For large purchases, a waiting period should be more than 24 hours. One of three things will occur—
—You will forget about the purchase altogether, meaning it wasn’t essential.
—You take a deep look at you finances and have second thoughts (or better ones)!
—Or lastly, you will crave the item even more.
The latter being your ideal reaction, because it means you should probably go for it and make the purchase.
Buy in bulk, buy generic.
It’s not just about what you buy, it’s about the amount and the type. Firstly, don’t let marketing schemes put a veil over your eyes. Often times, buying a brand name product can be unnecessarily costly, whereas a generic product is more economic and just as effective. When considering any product, ask yourself these questions:
- Can I find a cheaper brand?
- Does the cheaper brand have identical ingredients?
- What do people say about them (testimonial)?
Even for smaller purchases, research is key. Once you have considered the brand, buying in bulk is a time-tested and proven method to utilize your money adequately. The basic rules governing this technique is economy. The store still makes profit. Then, they order more items in bulk themselves, thereby lowering their cost. The savings trickle down to you.
Also, it’s important to stock up on items that won’t mold or simply expire before you actually get to use them. Consider investing in bulk cleaning supplies, dried pasta and non-perishable goods. Don’t forget to account for pet food if applicable.
Families of four spend between $636.00 and $1,268.00 on food monthly.***
Track your expenses in detail for 1 month.
Make your budget work for you by tracking it. How can you know if you’re overspending if you don’t know how much you’ve spent and on what? Frequently, your small expenses are the ones that sneak up and really break the bank… The fact of the matter is that if you want to keep money, you need to control it.
First, create your budget. Write down what your monthly income is and then record all your monthly expenses. This is pivotal. Make sure that you pencil in every single expense.
Lastly, add up your expenses (include everything from your rent/mortgage to your movie tickets) and subtract that from your income. What’s left over? Savings!
Budget your grocery spending.
Shopping centers are designed to maximize your spending. The expensive and unhealthy items are always at reach. The lighting is just right while the music plays a perfect tune created and tested to twist your judgement. The fact of the matter is that even if you spend $100 a week, you can do a lot better.
- Source: FMI U.S. Grocery Shopper Trends, 2018; U.S. Bureau of Labor Statistics, CEX, calculations by The Hartman Group. Estimates labeled to reflect year of publication, based on data collected at beginning of year or during prior year.

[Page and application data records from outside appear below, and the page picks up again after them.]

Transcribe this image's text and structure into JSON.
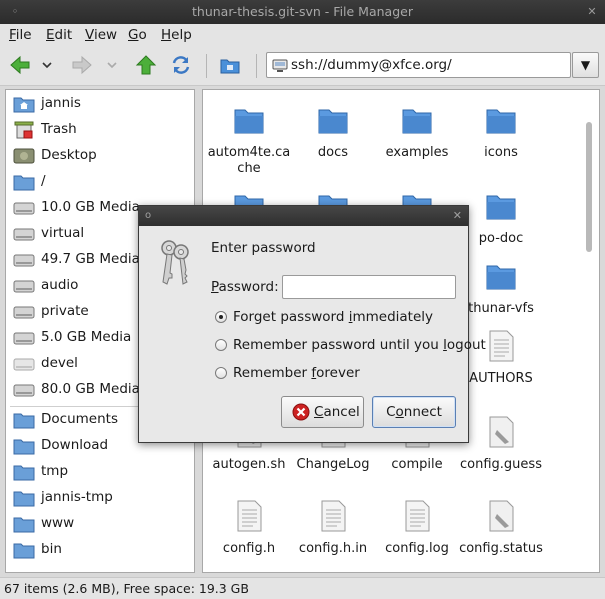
{
  "window": {
    "title": "thunar-thesis.git-svn - File Manager"
  },
  "menu": [
    {
      "label": "File",
      "mnemonic": "F",
      "rest": "ile"
    },
    {
      "label": "Edit",
      "mnemonic": "E",
      "rest": "dit"
    },
    {
      "label": "View",
      "mnemonic": "V",
      "rest": "iew"
    },
    {
      "label": "Go",
      "mnemonic": "G",
      "rest": "o"
    },
    {
      "label": "Help",
      "mnemonic": "H",
      "rest": "elp"
    }
  ],
  "location": {
    "value": "ssh://dummy@xfce.org/"
  },
  "sidebar": {
    "devices": [
      {
        "label": "jannis",
        "icon": "home-folder-icon"
      },
      {
        "label": "Trash",
        "icon": "trash-icon"
      },
      {
        "label": "Desktop",
        "icon": "desktop-icon"
      },
      {
        "label": "/",
        "icon": "folder-icon"
      },
      {
        "label": "10.0 GB Media",
        "icon": "drive-icon"
      },
      {
        "label": "virtual",
        "icon": "drive-icon"
      },
      {
        "label": "49.7 GB Media",
        "icon": "drive-icon"
      },
      {
        "label": "audio",
        "icon": "drive-icon"
      },
      {
        "label": "private",
        "icon": "drive-icon"
      },
      {
        "label": "5.0 GB Media",
        "icon": "drive-icon"
      },
      {
        "label": "devel",
        "icon": "drive-icon"
      },
      {
        "label": "80.0 GB Media",
        "icon": "drive-icon"
      }
    ],
    "places": [
      {
        "label": "Documents",
        "icon": "folder-icon"
      },
      {
        "label": "Download",
        "icon": "folder-icon"
      },
      {
        "label": "tmp",
        "icon": "folder-icon"
      },
      {
        "label": "jannis-tmp",
        "icon": "folder-icon"
      },
      {
        "label": "www",
        "icon": "folder-icon"
      },
      {
        "label": "bin",
        "icon": "folder-icon"
      }
    ]
  },
  "files": [
    {
      "name": "autom4te.cache",
      "type": "folder"
    },
    {
      "name": "docs",
      "type": "folder"
    },
    {
      "name": "examples",
      "type": "folder"
    },
    {
      "name": "icons",
      "type": "folder"
    },
    {
      "name": "po-doc",
      "type": "folder"
    },
    {
      "name": "thunar-vfs",
      "type": "folder"
    },
    {
      "name": "AUTHORS",
      "type": "text"
    },
    {
      "name": "autogen.sh",
      "type": "script"
    },
    {
      "name": "ChangeLog",
      "type": "text"
    },
    {
      "name": "compile",
      "type": "script"
    },
    {
      "name": "config.guess",
      "type": "script"
    },
    {
      "name": "config.h",
      "type": "text"
    },
    {
      "name": "config.h.in",
      "type": "text"
    },
    {
      "name": "config.log",
      "type": "text"
    },
    {
      "name": "config.status",
      "type": "script"
    }
  ],
  "statusbar": {
    "text": "67 items (2.6 MB), Free space: 19.3 GB"
  },
  "dialog": {
    "heading": "Enter password",
    "password_label_mn": "P",
    "password_label_rest": "assword:",
    "password_value": "",
    "options": [
      {
        "pre": "Forget password ",
        "mn": "i",
        "post": "mmediately",
        "selected": true
      },
      {
        "pre": "Remember password until you ",
        "mn": "l",
        "post": "ogout",
        "selected": false
      },
      {
        "pre": "Remember ",
        "mn": "f",
        "post": "orever",
        "selected": false
      }
    ],
    "cancel_mn": "C",
    "cancel_rest": "ancel",
    "connect_mn": "o",
    "connect_pre": "C",
    "connect_rest": "nnect"
  },
  "colors": {
    "folder": "#4a90d9",
    "accent": "#5a7fb3",
    "cancel": "#cc2222"
  }
}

There are many techniques you can employ, such as using a credit card for the purchase to collect cash back or member points. Also, take advantage of weekly ads when planning your meals. A fun activity might take place around the dining room table on any given Sunday. Take out the weekly advertisements for your local grocery story and plan each weekday meal, based on the items on sale.

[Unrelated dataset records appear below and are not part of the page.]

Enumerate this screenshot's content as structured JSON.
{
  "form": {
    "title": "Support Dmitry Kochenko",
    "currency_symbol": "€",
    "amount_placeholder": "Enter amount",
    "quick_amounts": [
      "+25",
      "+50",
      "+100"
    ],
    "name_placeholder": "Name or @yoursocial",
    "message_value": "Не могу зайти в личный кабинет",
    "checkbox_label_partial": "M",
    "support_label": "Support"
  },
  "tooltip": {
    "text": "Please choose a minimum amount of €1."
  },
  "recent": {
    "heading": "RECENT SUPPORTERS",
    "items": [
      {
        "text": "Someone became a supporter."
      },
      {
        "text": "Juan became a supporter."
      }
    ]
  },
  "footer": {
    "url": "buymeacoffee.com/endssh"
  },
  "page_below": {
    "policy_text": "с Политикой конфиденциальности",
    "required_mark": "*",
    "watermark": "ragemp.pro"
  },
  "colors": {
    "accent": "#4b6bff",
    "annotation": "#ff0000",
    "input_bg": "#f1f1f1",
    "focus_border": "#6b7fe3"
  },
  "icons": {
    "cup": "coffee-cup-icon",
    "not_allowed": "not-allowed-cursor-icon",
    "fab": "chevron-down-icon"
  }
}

Naturally, there are a plethora of techniques available. Before moving on to the next topic, check out this list of ideas:

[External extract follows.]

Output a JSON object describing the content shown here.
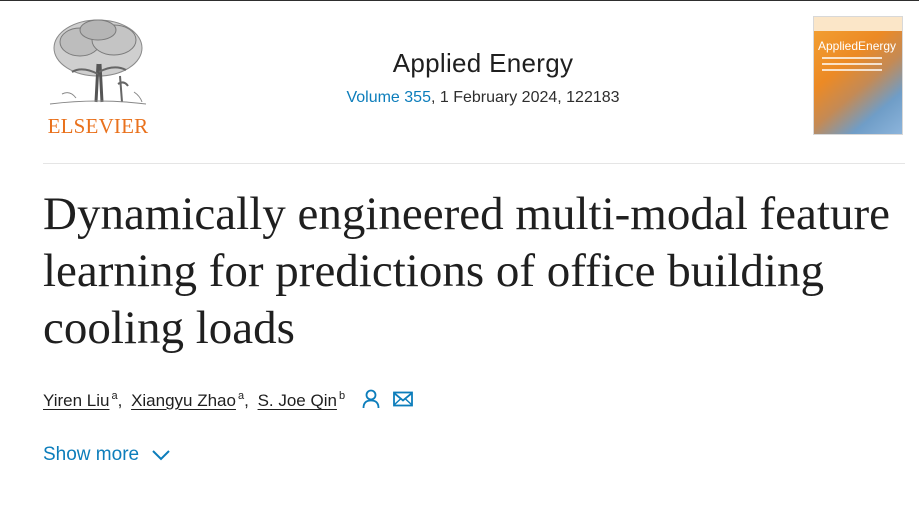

- Shop at discount grocery stores.
- Explore drugstore specials.
- Don’t shop hungry.
- Use a smaller cart.
- Find the clearance aisle.
Take a “staycation.”
Flamboyant hotels, shiny-buttoned bellhops and tequila sunrises sound tempting. But, do you really need to take out a second mortgage just to buy plane tickets and hotel rooms to a beautiful island near Bali? Think about what you really want out of your vacation and find the cheapest way to meet that criteria. Imagine you wanted a different environment where you could disconnect from your devices to feel rejuvenated. Do you book a flight to Aruba? Negative. Instead, book 3 nights at a hotel just 10 miles away from home. It works perfectly! You will be recharged with a new perspective on life for only 5% of the cost.
* According to U.S. Bureau of Labor Statistics, Consumer Expenditure Survey (CEX).
** According to The Motley Fool